[Start of Attachment]

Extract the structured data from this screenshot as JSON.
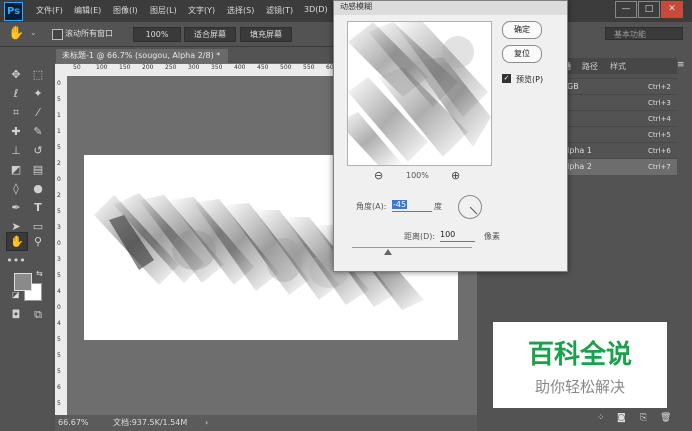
{
  "app": {
    "logo": "Ps"
  },
  "menu": [
    "文件(F)",
    "编辑(E)",
    "图像(I)",
    "图层(L)",
    "文字(Y)",
    "选择(S)",
    "滤镜(T)",
    "3D(D)"
  ],
  "window_controls": {
    "minimize": "—",
    "restore": "□",
    "close": "✕"
  },
  "options": {
    "scroll_all_label": "滚动所有窗口",
    "zoom_value": "100%",
    "fit_screen": "适合屏幕",
    "fill_screen": "填充屏幕",
    "workspace": "基本功能"
  },
  "document": {
    "tab_title": "未标题-1 @ 66.7% (sougou, Alpha 2/8) *",
    "tab_close": "×",
    "ruler_ticks": [
      "50",
      "100",
      "150",
      "200",
      "250",
      "300",
      "350",
      "400",
      "450",
      "500",
      "550",
      "600",
      "650",
      "700",
      "750",
      "800"
    ],
    "ruler_v_ticks": [
      "0",
      "5",
      "1",
      "1",
      "5",
      "2",
      "0",
      "2",
      "5",
      "3",
      "0",
      "3",
      "5",
      "4",
      "0",
      "4",
      "5",
      "5",
      "5",
      "6",
      "5"
    ]
  },
  "status": {
    "zoom": "66.67%",
    "doc_info": "文档:937.5K/1.54M"
  },
  "dialog": {
    "title": "动感模糊",
    "ok": "确定",
    "reset": "复位",
    "preview_label": "预览(P)",
    "preview_checked": true,
    "zoom_level": "100%",
    "zoom_out": "⊖",
    "zoom_in": "⊕",
    "angle_label": "角度(A):",
    "angle_value": "-45",
    "angle_unit": "度",
    "distance_label": "距离(D):",
    "distance_value": "100",
    "distance_unit": "像素",
    "slider_level": 0.3
  },
  "panel": {
    "tabs": [
      "通",
      "路径",
      "样式"
    ],
    "channels": [
      {
        "name": "GB",
        "shortcut": "Ctrl+2"
      },
      {
        "name": "",
        "shortcut": "Ctrl+3"
      },
      {
        "name": "",
        "shortcut": "Ctrl+4"
      },
      {
        "name": "",
        "shortcut": "Ctrl+5"
      },
      {
        "name": "lpha 1",
        "shortcut": "Ctrl+6"
      },
      {
        "name": "lpha 2",
        "shortcut": "Ctrl+7"
      }
    ]
  },
  "watermark": {
    "title": "百科全说",
    "subtitle": "助你轻松解决"
  },
  "colors": {
    "accent": "#31a8ff",
    "watermark_green": "#1aa14c",
    "selection": "#3a79d3"
  }
}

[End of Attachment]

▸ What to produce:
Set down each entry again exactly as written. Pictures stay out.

▸ The completed task:
Extract the structured data from this screenshot as JSON.
{
  "app": {
    "logo": "Ps"
  },
  "menu": [
    "文件(F)",
    "编辑(E)",
    "图像(I)",
    "图层(L)",
    "文字(Y)",
    "选择(S)",
    "滤镜(T)",
    "3D(D)"
  ],
  "window_controls": {
    "minimize": "—",
    "restore": "□",
    "close": "✕"
  },
  "options": {
    "scroll_all_label": "滚动所有窗口",
    "zoom_value": "100%",
    "fit_screen": "适合屏幕",
    "fill_screen": "填充屏幕",
    "workspace": "基本功能"
  },
  "document": {
    "tab_title": "未标题-1 @ 66.7% (sougou, Alpha 2/8) *",
    "tab_close": "×",
    "ruler_ticks": [
      "50",
      "100",
      "150",
      "200",
      "250",
      "300",
      "350",
      "400",
      "450",
      "500",
      "550",
      "600",
      "650",
      "700",
      "750",
      "800"
    ],
    "ruler_v_ticks": [
      "0",
      "5",
      "1",
      "1",
      "5",
      "2",
      "0",
      "2",
      "5",
      "3",
      "0",
      "3",
      "5",
      "4",
      "0",
      "4",
      "5",
      "5",
      "5",
      "6",
      "5"
    ]
  },
  "status": {
    "zoom": "66.67%",
    "doc_info": "文档:937.5K/1.54M"
  },
  "dialog": {
    "title": "动感模糊",
    "ok": "确定",
    "reset": "复位",
    "preview_label": "预览(P)",
    "preview_checked": true,
    "zoom_level": "100%",
    "zoom_out": "⊖",
    "zoom_in": "⊕",
    "angle_label": "角度(A):",
    "angle_value": "-45",
    "angle_unit": "度",
    "distance_label": "距离(D):",
    "distance_value": "100",
    "distance_unit": "像素",
    "slider_level": 0.3
  },
  "panel": {
    "tabs": [
      "通",
      "路径",
      "样式"
    ],
    "channels": [
      {
        "name": "GB",
        "shortcut": "Ctrl+2"
      },
      {
        "name": "",
        "shortcut": "Ctrl+3"
      },
      {
        "name": "",
        "shortcut": "Ctrl+4"
      },
      {
        "name": "",
        "shortcut": "Ctrl+5"
      },
      {
        "name": "lpha 1",
        "shortcut": "Ctrl+6"
      },
      {
        "name": "lpha 2",
        "shortcut": "Ctrl+7"
      }
    ]
  },
  "watermark": {
    "title": "百科全说",
    "subtitle": "助你轻松解决"
  },
  "colors": {
    "accent": "#31a8ff",
    "watermark_green": "#1aa14c",
    "selection": "#3a79d3"
  }
}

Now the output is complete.